UK child health startup and game development studio Brightlobe has launched Kai’s Sanctuary in beta. It’s a mobile game specifically made to help children improve their mental health during the coronavirus pandemic.

UK’s innovation agency Innovate UK fully funded the development. The game is already available for free in the App Store, with the Google Play release scheduled for early November 2020. The devs emphasize that Kai’s Sanctuary features no hidden costs and no in-app purchases.

Kai’s Sanctuary Trailer

Kai’s Sanctuary offers a wide range of gamified exercises based on published clinical research on mindfulness CBT (Cognitive Behavioural Therapy). According to the press release, “Kai’s Sanctuary features a stunning feature set such as calming yoga exercises with a guru sloth, full body scanning games, deep breathing exercises with virtual creatures, and digital emotional assessment exercises, and soon to be added AR (Augmented Reality) adventures.” Kai, the game’s protagonist, is an apprentice healer who works in a futuristic sanctuary that takes in sick or wounded guardians. The guardians are protectors of children in a world inspired by an original children’s novel written by Brightlobe CEO and Founder Shivani Lamba.

As psychotherapist Jane O’Rourke claims, “Over 80% of children with mental health difficulties said that COVID-19 had worsened their mental health. Children are feeling increasingly lonely and anxious, with a third unable to access the support they need. With Kai’s Sanctuary’s app exercises, children can build a sense of self-agency so they feel more in control of their anxiety.”

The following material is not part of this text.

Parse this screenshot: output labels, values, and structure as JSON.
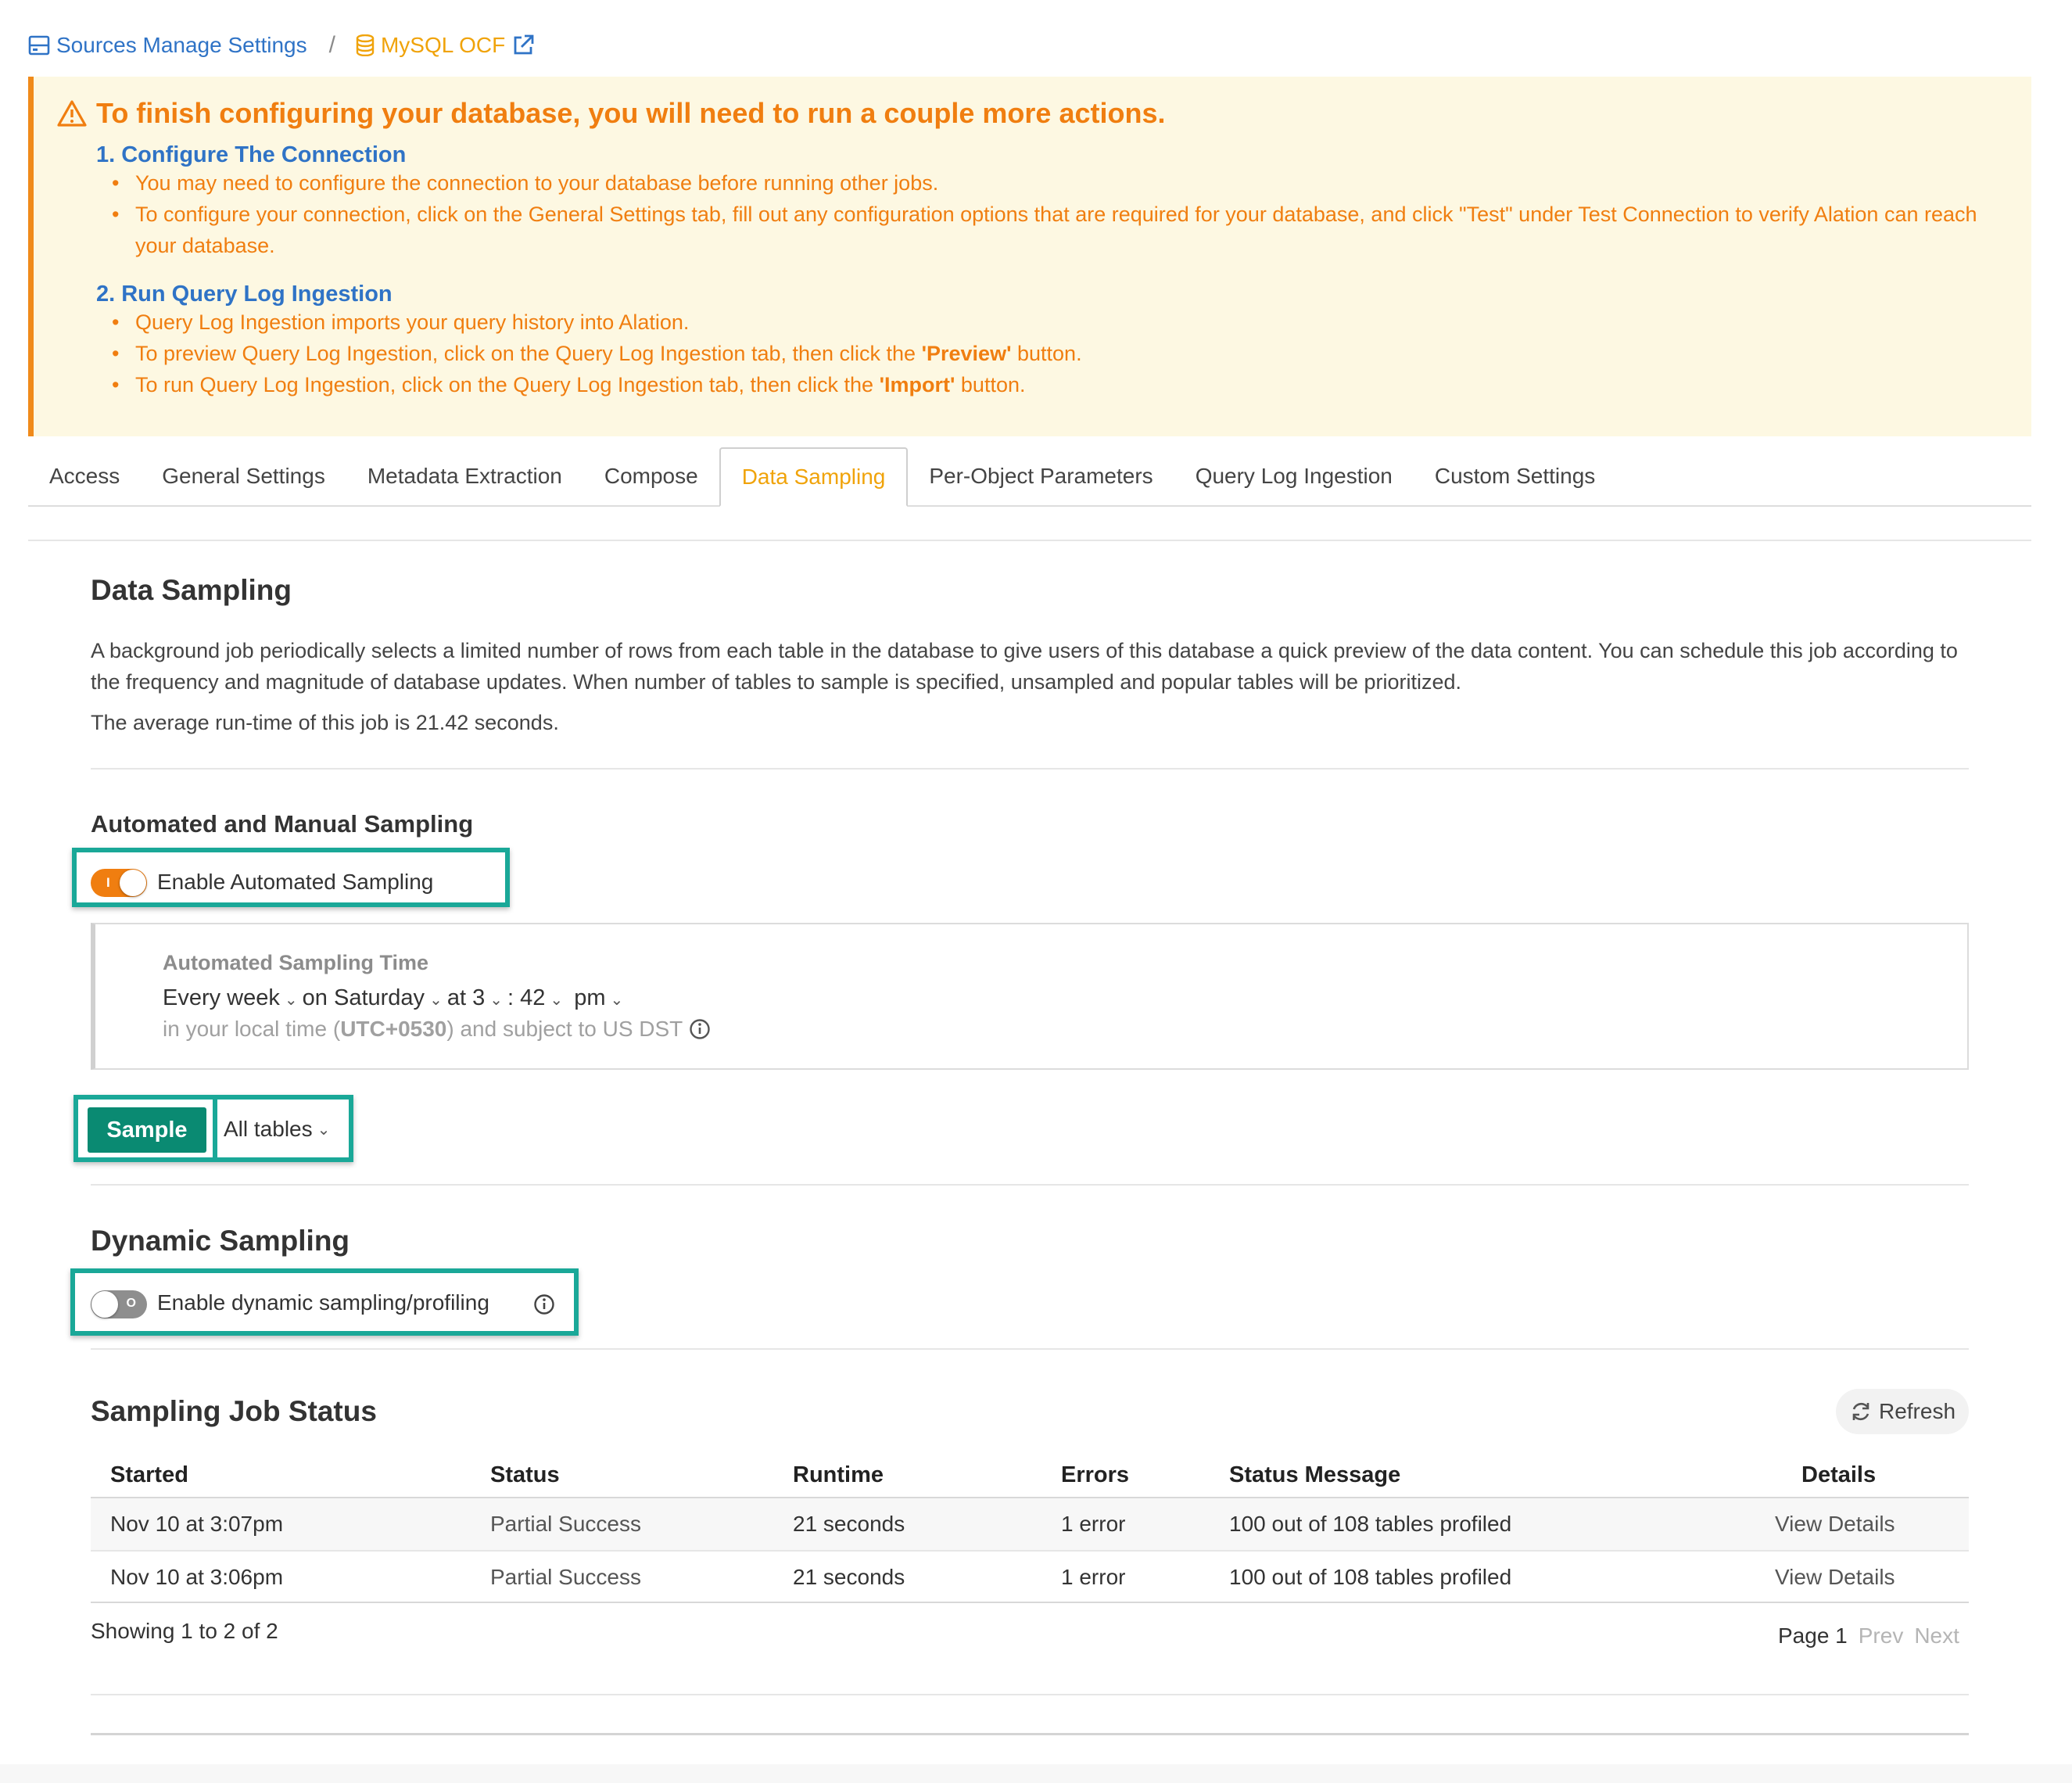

Kai’s Sanctuary is the first game from Brightlobe. The studio is currently working on the world’s first game-based developmental assessment platform. It will offer parents and physicians key insights into a child’s trajectory to inform interventions for conditions like ADHD and autism. The new product platform is due out in 2021.

Last year, Shivani Lamba, Brightlobe founder and CEO, wrote a piece on the so-called “serious games.” These are games that have an application beyond play and entertainment. According to Shivani, adding the serious gaming model to their existing titles can allow studios to diversify revenue streams by unlocking new markets.